Like a number of other bloggers in my industry, I started this as a place to record some of things that I was doing in the hope that they might be useful to someone else, or even useful for myself in the future. Continue Reading
I was lucky enough last year to be invited to the inaugural UK vRetreat, organised by fellow vExpert Patrick Redknap. If you’ve not encountered a vRetreat before, or are wondering what it is, it’s an event with a small delegation of bloggers invited to pick apart some presentations by the event’s sponsors.
Following on from Silverstone in 2017 I had assumed that I’d had my shot and that other bloggers would get their chance at the next event. Fast-foward to February 2018 and I again found myself sitting down with a number of quality vCommunity members to exchange stories and, most importantly for vRetreat, listen to some detailed presentations by a select delegation of IT vendors.
One key difference between the two events (I think that Barry Coombs and myself are the only two attendees of both events) was the venue and the “extra-curricular activity”. Instead of the Porsche driving experience from last year, we would all be entering the Crystal Maze. (Great fun, especially if you remember the TV game show, although the team I was on had two people carrying injuries and, to be honest, we sucked!)
The venue for the daytime, technical part of the day was familiar to me too from the numerous times that I’ve been to CloudCamp in London. Ominously named “The Crypt”, it is in fact a Church near Farringdon.
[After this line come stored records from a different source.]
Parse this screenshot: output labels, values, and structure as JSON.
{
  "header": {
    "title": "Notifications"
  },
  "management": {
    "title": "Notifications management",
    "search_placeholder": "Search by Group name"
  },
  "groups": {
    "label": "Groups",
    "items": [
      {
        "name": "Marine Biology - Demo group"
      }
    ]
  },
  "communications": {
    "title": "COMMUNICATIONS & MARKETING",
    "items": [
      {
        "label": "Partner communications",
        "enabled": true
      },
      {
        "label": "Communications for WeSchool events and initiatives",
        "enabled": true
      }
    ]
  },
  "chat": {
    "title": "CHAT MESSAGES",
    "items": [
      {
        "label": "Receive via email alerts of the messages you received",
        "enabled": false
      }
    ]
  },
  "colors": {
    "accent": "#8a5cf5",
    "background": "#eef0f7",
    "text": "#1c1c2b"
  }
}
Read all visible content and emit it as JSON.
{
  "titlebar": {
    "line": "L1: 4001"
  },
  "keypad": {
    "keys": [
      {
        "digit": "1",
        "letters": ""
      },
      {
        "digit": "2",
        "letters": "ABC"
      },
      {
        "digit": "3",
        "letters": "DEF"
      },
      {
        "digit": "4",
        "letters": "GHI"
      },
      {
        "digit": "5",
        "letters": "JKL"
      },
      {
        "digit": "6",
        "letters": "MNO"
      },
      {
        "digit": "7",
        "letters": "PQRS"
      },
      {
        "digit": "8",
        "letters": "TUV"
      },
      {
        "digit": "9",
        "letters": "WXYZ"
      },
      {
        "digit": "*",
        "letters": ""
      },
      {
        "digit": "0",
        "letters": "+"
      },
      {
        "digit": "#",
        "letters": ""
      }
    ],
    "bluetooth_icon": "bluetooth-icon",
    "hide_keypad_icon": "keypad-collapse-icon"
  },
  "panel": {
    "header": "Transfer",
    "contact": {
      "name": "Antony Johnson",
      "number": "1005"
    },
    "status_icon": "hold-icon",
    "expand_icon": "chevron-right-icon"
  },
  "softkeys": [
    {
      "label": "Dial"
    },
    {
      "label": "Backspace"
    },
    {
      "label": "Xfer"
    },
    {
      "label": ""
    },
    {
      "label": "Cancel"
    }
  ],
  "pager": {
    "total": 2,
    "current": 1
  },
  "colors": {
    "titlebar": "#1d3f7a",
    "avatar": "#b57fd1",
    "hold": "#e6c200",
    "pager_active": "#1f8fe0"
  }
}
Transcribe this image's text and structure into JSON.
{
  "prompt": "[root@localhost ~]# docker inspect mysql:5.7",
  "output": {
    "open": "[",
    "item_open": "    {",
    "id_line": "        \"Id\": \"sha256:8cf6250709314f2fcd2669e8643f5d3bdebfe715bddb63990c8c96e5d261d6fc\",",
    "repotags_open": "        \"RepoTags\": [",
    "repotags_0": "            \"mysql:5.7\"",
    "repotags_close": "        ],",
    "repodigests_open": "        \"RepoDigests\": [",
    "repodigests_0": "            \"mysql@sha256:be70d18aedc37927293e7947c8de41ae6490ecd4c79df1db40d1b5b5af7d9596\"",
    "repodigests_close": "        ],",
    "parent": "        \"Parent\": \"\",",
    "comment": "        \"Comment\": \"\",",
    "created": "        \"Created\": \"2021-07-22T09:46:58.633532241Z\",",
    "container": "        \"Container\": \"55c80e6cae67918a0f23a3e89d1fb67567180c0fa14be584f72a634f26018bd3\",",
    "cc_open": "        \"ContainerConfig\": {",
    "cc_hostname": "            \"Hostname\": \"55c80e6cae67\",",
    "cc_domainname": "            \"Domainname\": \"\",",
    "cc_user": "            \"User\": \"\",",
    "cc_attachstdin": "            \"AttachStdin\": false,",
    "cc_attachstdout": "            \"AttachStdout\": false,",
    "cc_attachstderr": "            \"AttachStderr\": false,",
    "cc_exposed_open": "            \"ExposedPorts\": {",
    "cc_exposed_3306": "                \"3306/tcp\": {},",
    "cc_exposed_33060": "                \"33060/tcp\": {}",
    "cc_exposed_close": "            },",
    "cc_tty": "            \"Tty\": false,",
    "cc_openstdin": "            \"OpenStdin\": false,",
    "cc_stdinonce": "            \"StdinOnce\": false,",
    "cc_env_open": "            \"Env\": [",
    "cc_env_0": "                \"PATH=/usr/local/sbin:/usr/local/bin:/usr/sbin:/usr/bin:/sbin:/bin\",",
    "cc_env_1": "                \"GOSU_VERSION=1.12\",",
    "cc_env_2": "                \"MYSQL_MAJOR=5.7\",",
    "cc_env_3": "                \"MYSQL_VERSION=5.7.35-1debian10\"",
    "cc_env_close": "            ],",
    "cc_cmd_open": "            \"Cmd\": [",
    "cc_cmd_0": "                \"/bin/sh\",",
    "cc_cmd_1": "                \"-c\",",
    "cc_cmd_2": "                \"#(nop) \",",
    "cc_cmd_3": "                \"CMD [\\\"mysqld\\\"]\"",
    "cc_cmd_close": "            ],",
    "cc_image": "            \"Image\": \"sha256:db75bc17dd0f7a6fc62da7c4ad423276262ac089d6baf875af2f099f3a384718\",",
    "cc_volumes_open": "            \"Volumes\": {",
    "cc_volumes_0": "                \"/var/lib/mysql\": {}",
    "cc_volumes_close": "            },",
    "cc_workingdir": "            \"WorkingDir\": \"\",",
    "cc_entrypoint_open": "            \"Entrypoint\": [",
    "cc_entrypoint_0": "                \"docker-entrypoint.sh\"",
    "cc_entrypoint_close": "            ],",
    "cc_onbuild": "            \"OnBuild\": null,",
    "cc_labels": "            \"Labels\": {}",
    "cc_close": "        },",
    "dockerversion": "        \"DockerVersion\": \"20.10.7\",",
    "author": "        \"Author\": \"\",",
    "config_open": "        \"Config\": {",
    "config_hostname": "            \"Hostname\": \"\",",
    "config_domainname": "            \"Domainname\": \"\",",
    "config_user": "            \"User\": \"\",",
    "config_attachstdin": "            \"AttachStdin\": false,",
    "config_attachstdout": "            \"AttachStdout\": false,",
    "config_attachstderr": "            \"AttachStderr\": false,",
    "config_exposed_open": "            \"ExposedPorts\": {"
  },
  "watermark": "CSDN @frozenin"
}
Back to the purpose of the vRetreat. Although I mentioned presentations before, the idea is that it starts out that way but, with a smaller audience, it gets a bit more interactive as the attendees ask lots of detailed questions that you might not get in a larger setting. On this particular occasion, we had the pleasure of hearing from Zerto and Cohesity. With the room divided between the two, I have the pleasure of covering Zerto. Continue Reading